WHAT YOU WILL DO:
Restate the following records word for word without images.

Data records for software interfaces:
======

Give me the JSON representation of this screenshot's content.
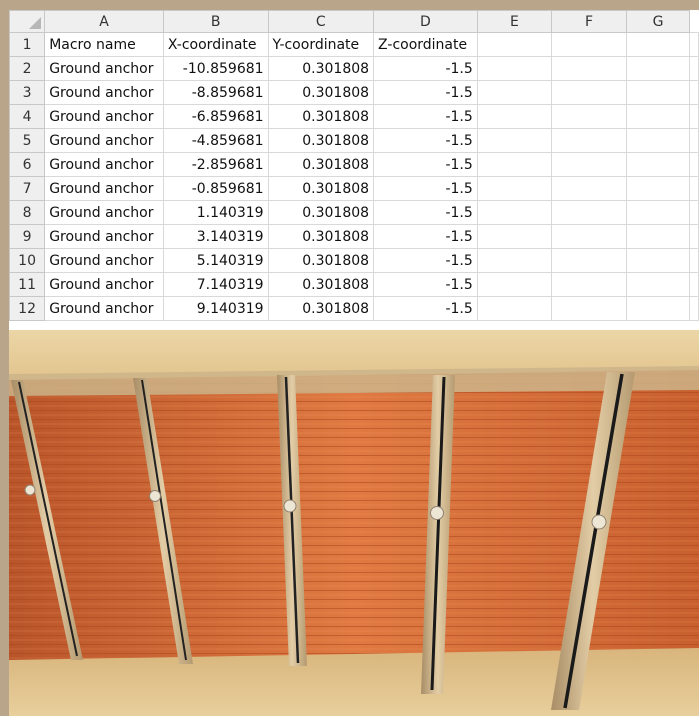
{
  "spreadsheet": {
    "columns": [
      "A",
      "B",
      "C",
      "D",
      "E",
      "F",
      "G"
    ],
    "rows": [
      {
        "num": "1",
        "cells": [
          "Macro name",
          "X-coordinate",
          "Y-coordinate",
          "Z-coordinate",
          "",
          "",
          ""
        ]
      },
      {
        "num": "2",
        "cells": [
          "Ground anchor",
          "-10.859681",
          "0.301808",
          "-1.5",
          "",
          "",
          ""
        ]
      },
      {
        "num": "3",
        "cells": [
          "Ground anchor",
          "-8.859681",
          "0.301808",
          "-1.5",
          "",
          "",
          ""
        ]
      },
      {
        "num": "4",
        "cells": [
          "Ground anchor",
          "-6.859681",
          "0.301808",
          "-1.5",
          "",
          "",
          ""
        ]
      },
      {
        "num": "5",
        "cells": [
          "Ground anchor",
          "-4.859681",
          "0.301808",
          "-1.5",
          "",
          "",
          ""
        ]
      },
      {
        "num": "6",
        "cells": [
          "Ground anchor",
          "-2.859681",
          "0.301808",
          "-1.5",
          "",
          "",
          ""
        ]
      },
      {
        "num": "7",
        "cells": [
          "Ground anchor",
          "-0.859681",
          "0.301808",
          "-1.5",
          "",
          "",
          ""
        ]
      },
      {
        "num": "8",
        "cells": [
          "Ground anchor",
          "1.140319",
          "0.301808",
          "-1.5",
          "",
          "",
          ""
        ]
      },
      {
        "num": "9",
        "cells": [
          "Ground anchor",
          "3.140319",
          "0.301808",
          "-1.5",
          "",
          "",
          ""
        ]
      },
      {
        "num": "10",
        "cells": [
          "Ground anchor",
          "5.140319",
          "0.301808",
          "-1.5",
          "",
          "",
          ""
        ]
      },
      {
        "num": "11",
        "cells": [
          "Ground anchor",
          "7.140319",
          "0.301808",
          "-1.5",
          "",
          "",
          ""
        ]
      },
      {
        "num": "12",
        "cells": [
          "Ground anchor",
          "9.140319",
          "0.301808",
          "-1.5",
          "",
          "",
          ""
        ]
      }
    ]
  },
  "colors": {
    "soil": "#e2c48d",
    "sheet_pile": "#d8743f",
    "waler": "#cdb289",
    "header_bg": "#efefef",
    "frame": "#b9a58a"
  }
}
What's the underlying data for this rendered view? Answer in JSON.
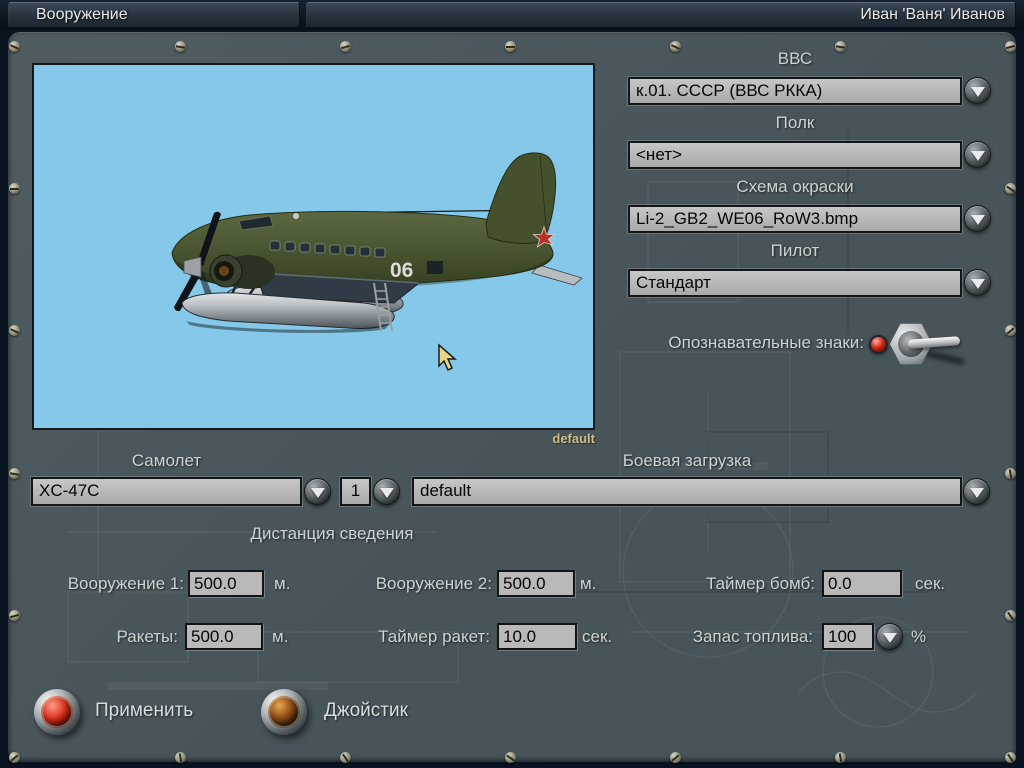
{
  "header": {
    "title": "Вооружение",
    "player_name": "Иван 'Ваня' Иванов"
  },
  "preview": {
    "caption": "default",
    "tail_number": "06",
    "description": "olive-green Li-2 floatplane on silver pontoons, red star on tail"
  },
  "selectors": {
    "air_force": {
      "label": "ВВС",
      "value": "к.01. СССР (ВВС РККА)"
    },
    "regiment": {
      "label": "Полк",
      "value": "<нет>"
    },
    "paint_scheme": {
      "label": "Схема окраски",
      "value": "Li-2_GB2_WE06_RoW3.bmp"
    },
    "pilot": {
      "label": "Пилот",
      "value": "Стандарт"
    },
    "markings_label": "Опознавательные знаки:"
  },
  "aircraft_row": {
    "aircraft_label": "Самолет",
    "aircraft_value": "XC-47C",
    "variant_value": "1",
    "loadout_label": "Боевая загрузка",
    "loadout_value": "default"
  },
  "convergence": {
    "title": "Дистанция сведения",
    "weapon1_label": "Вооружение 1:",
    "weapon1_value": "500.0",
    "weapon1_unit": "м.",
    "weapon2_label": "Вооружение 2:",
    "weapon2_value": "500.0",
    "weapon2_unit": "м.",
    "bomb_timer_label": "Таймер бомб:",
    "bomb_timer_value": "0.0",
    "bomb_timer_unit": "сек.",
    "rockets_label": "Ракеты:",
    "rockets_value": "500.0",
    "rockets_unit": "м.",
    "rocket_timer_label": "Таймер ракет:",
    "rocket_timer_value": "10.0",
    "rocket_timer_unit": "сек.",
    "fuel_label": "Запас топлива:",
    "fuel_value": "100",
    "fuel_unit": "%"
  },
  "buttons": {
    "apply": "Применить",
    "joystick": "Джойстик"
  },
  "colors": {
    "panel": "#4c5a5e",
    "sky": "#86c8e9",
    "control_fill": "#b5b5b5",
    "label_text": "#ccd3d1",
    "caption_text": "#cdbf85",
    "lamp_red": "#d42818",
    "button_red": "#d62c1a",
    "button_amber": "#c07828"
  }
}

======

ANSWER FOR THIS EXERCISE:
Give me the JSON representation of this screenshot's content.
{
  "spreadsheet": {
    "columns": [
      "A",
      "B",
      "C",
      "D",
      "E",
      "F",
      "G"
    ],
    "rows": [
      {
        "num": "1",
        "cells": [
          "Macro name",
          "X-coordinate",
          "Y-coordinate",
          "Z-coordinate",
          "",
          "",
          ""
        ]
      },
      {
        "num": "2",
        "cells": [
          "Ground anchor",
          "-10.859681",
          "0.301808",
          "-1.5",
          "",
          "",
          ""
        ]
      },
      {
        "num": "3",
        "cells": [
          "Ground anchor",
          "-8.859681",
          "0.301808",
          "-1.5",
          "",
          "",
          ""
        ]
      },
      {
        "num": "4",
        "cells": [
          "Ground anchor",
          "-6.859681",
          "0.301808",
          "-1.5",
          "",
          "",
          ""
        ]
      },
      {
        "num": "5",
        "cells": [
          "Ground anchor",
          "-4.859681",
          "0.301808",
          "-1.5",
          "",
          "",
          ""
        ]
      },
      {
        "num": "6",
        "cells": [
          "Ground anchor",
          "-2.859681",
          "0.301808",
          "-1.5",
          "",
          "",
          ""
        ]
      },
      {
        "num": "7",
        "cells": [
          "Ground anchor",
          "-0.859681",
          "0.301808",
          "-1.5",
          "",
          "",
          ""
        ]
      },
      {
        "num": "8",
        "cells": [
          "Ground anchor",
          "1.140319",
          "0.301808",
          "-1.5",
          "",
          "",
          ""
        ]
      },
      {
        "num": "9",
        "cells": [
          "Ground anchor",
          "3.140319",
          "0.301808",
          "-1.5",
          "",
          "",
          ""
        ]
      },
      {
        "num": "10",
        "cells": [
          "Ground anchor",
          "5.140319",
          "0.301808",
          "-1.5",
          "",
          "",
          ""
        ]
      },
      {
        "num": "11",
        "cells": [
          "Ground anchor",
          "7.140319",
          "0.301808",
          "-1.5",
          "",
          "",
          ""
        ]
      },
      {
        "num": "12",
        "cells": [
          "Ground anchor",
          "9.140319",
          "0.301808",
          "-1.5",
          "",
          "",
          ""
        ]
      }
    ]
  },
  "colors": {
    "soil": "#e2c48d",
    "sheet_pile": "#d8743f",
    "waler": "#cdb289",
    "header_bg": "#efefef",
    "frame": "#b9a58a"
  }
}
What's the underlying data for this rendered view? Answer in JSON.
{
  "header": {
    "title": "Вооружение",
    "player_name": "Иван 'Ваня' Иванов"
  },
  "preview": {
    "caption": "default",
    "tail_number": "06",
    "description": "olive-green Li-2 floatplane on silver pontoons, red star on tail"
  },
  "selectors": {
    "air_force": {
      "label": "ВВС",
      "value": "к.01. СССР (ВВС РККА)"
    },
    "regiment": {
      "label": "Полк",
      "value": "<нет>"
    },
    "paint_scheme": {
      "label": "Схема окраски",
      "value": "Li-2_GB2_WE06_RoW3.bmp"
    },
    "pilot": {
      "label": "Пилот",
      "value": "Стандарт"
    },
    "markings_label": "Опознавательные знаки:"
  },
  "aircraft_row": {
    "aircraft_label": "Самолет",
    "aircraft_value": "XC-47C",
    "variant_value": "1",
    "loadout_label": "Боевая загрузка",
    "loadout_value": "default"
  },
  "convergence": {
    "title": "Дистанция сведения",
    "weapon1_label": "Вооружение 1:",
    "weapon1_value": "500.0",
    "weapon1_unit": "м.",
    "weapon2_label": "Вооружение 2:",
    "weapon2_value": "500.0",
    "weapon2_unit": "м.",
    "bomb_timer_label": "Таймер бомб:",
    "bomb_timer_value": "0.0",
    "bomb_timer_unit": "сек.",
    "rockets_label": "Ракеты:",
    "rockets_value": "500.0",
    "rockets_unit": "м.",
    "rocket_timer_label": "Таймер ракет:",
    "rocket_timer_value": "10.0",
    "rocket_timer_unit": "сек.",
    "fuel_label": "Запас топлива:",
    "fuel_value": "100",
    "fuel_unit": "%"
  },
  "buttons": {
    "apply": "Применить",
    "joystick": "Джойстик"
  },
  "colors": {
    "panel": "#4c5a5e",
    "sky": "#86c8e9",
    "control_fill": "#b5b5b5",
    "label_text": "#ccd3d1",
    "caption_text": "#cdbf85",
    "lamp_red": "#d42818",
    "button_red": "#d62c1a",
    "button_amber": "#c07828"
  }
}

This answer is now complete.